Listening by the Eyes
Edited by:James Campion, WANG Zijin | Date:2017/01/20
“Eyes are unique, fragile and powerful and our emotions can be easily expressed through them.” Pulcherie Dasse told me her purpose of displaying all these paintings about eyes. Her voice was soft and her eyes were gazing at me, peacefully and comprehensively.
Hope by Pul
Born in Africa, Pulcherie Dasse is a French painter. She went to France with her family at a young age. Afterwards, she came to China. She speaks French, English and Chinese, so she can dig deeply into three cultures. The influence of these cultures is also reflected in her artwork. Pul thinks her work goes above all these languages: her inspiration comes from the love towards human beings and are expressions of thought, beauty and the gift of life.
As an exhibition about eyes, Pul brought most of her paintings related to eye there. She likes presenting her insightful observation to human’s subtle emotions through her depiction of eyes. Take the following picture as an example:
Hope by Pul
The child didn’t cry, but he offers us a sad facial expression with maturity. This is definitely not sadness caused by breaking his toys. It’s closer to sorrow, which should not appear at his age.
Pul said that her creation can be influenced by many things: news, experiences and sometimes her own emotions. The following picture was drawn after she was inspired by a true story:
Sadness Shot by Pul
“This journalist is before several elephants killed for their tusks…it’s unbearable…but she doesn’t want to forget and instead takes this sadness shot.”
Pul has her own unhurried pace and wisdom towards life. This can be learnt not only through her paintings, but also through her works’ introductions (which are all written by Pul herself). For the painting, Lollipop is Forbidden, Pul stated that “There is nothing quite like the eyes of an expressive child unable to hide any emotions. They can have the greatest joy and the greatest tantrum over the smallest things. This little girl is having to learn she can’t have everything she wants. It’s a hard lesson for her as she tries to cope with her feelings of anger and envy. Little does she know that this simple lesson will make her a happier adult.”
Lollipop is Forbidden by Pul
When asked about others’ impressions of her work, Pul smiled. “That’s happiness.” Pul said to me, “Most people will feel happy when they see my works.
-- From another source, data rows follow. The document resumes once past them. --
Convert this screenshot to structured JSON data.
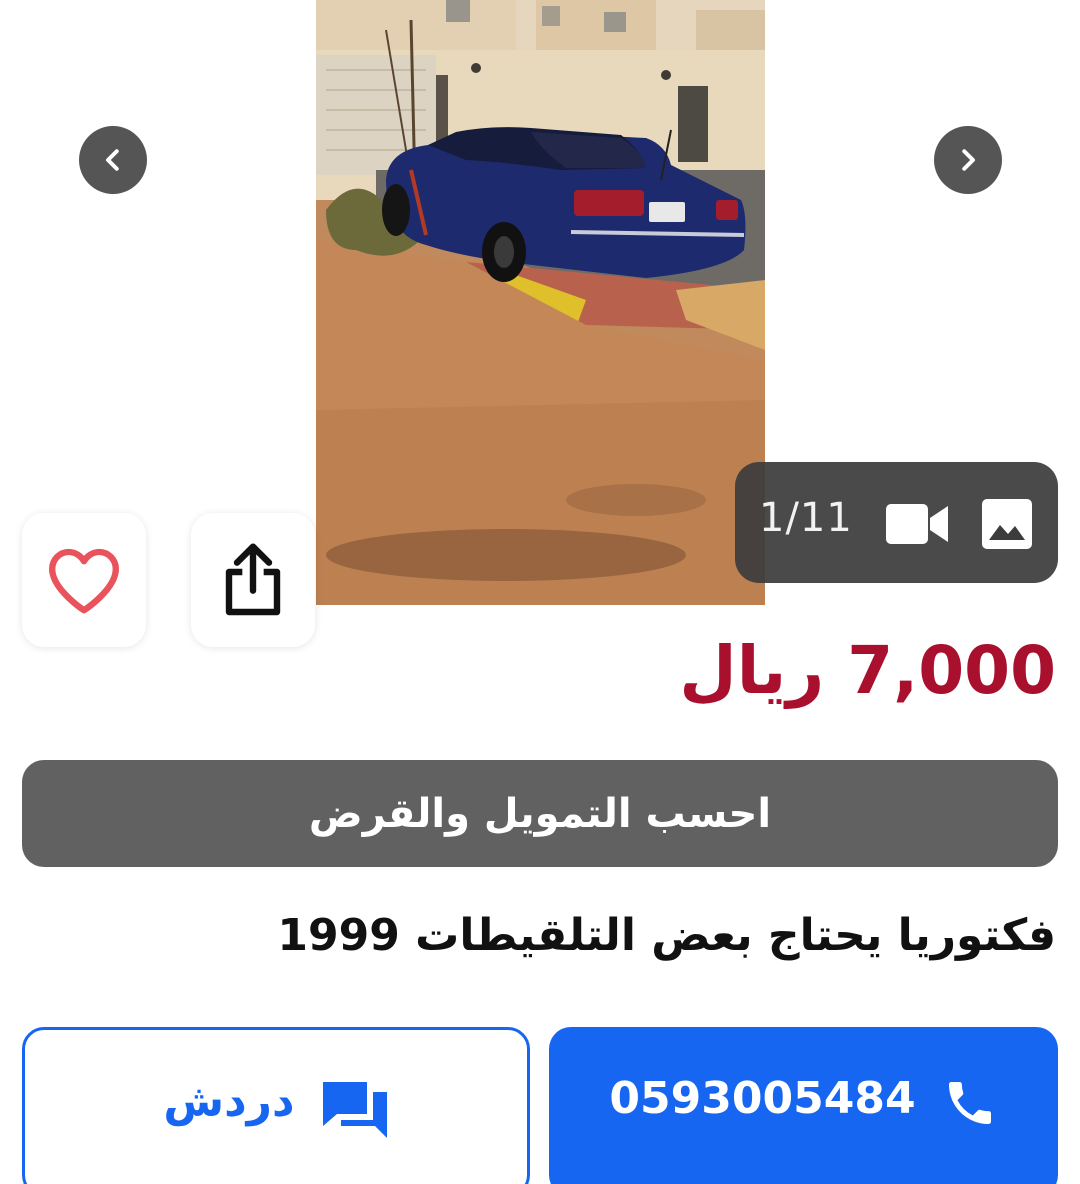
{
  "listing": {
    "image_counter": "1/11",
    "price": "7,000",
    "currency": "ريال",
    "finance_label": "احسب التمويل والقرض",
    "title": "فكتوريا يحتاج بعض التلقيطات 1999"
  },
  "actions": {
    "chat_label": "دردش",
    "phone_number": "0593005484"
  },
  "colors": {
    "price": "#a8102e",
    "primary_blue": "#1766f2",
    "finance_bg": "#616161",
    "favorite_red": "#e8535c"
  },
  "icons": {
    "prev": "chevron-left-icon",
    "next": "chevron-right-icon",
    "video": "video-camera-icon",
    "image": "image-icon",
    "favorite": "heart-icon",
    "share": "share-icon",
    "chat": "chat-icon",
    "phone": "phone-icon"
  }
}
Even though some paintings express sadness, they will still feel happy.”
“Is it because of the colors?” I asked.
“Of course, it can be.”
Then, some words of Pul’s introduction struck into my mind: She doesn’t just paint with color. She lives, breathes and eats color. She is color.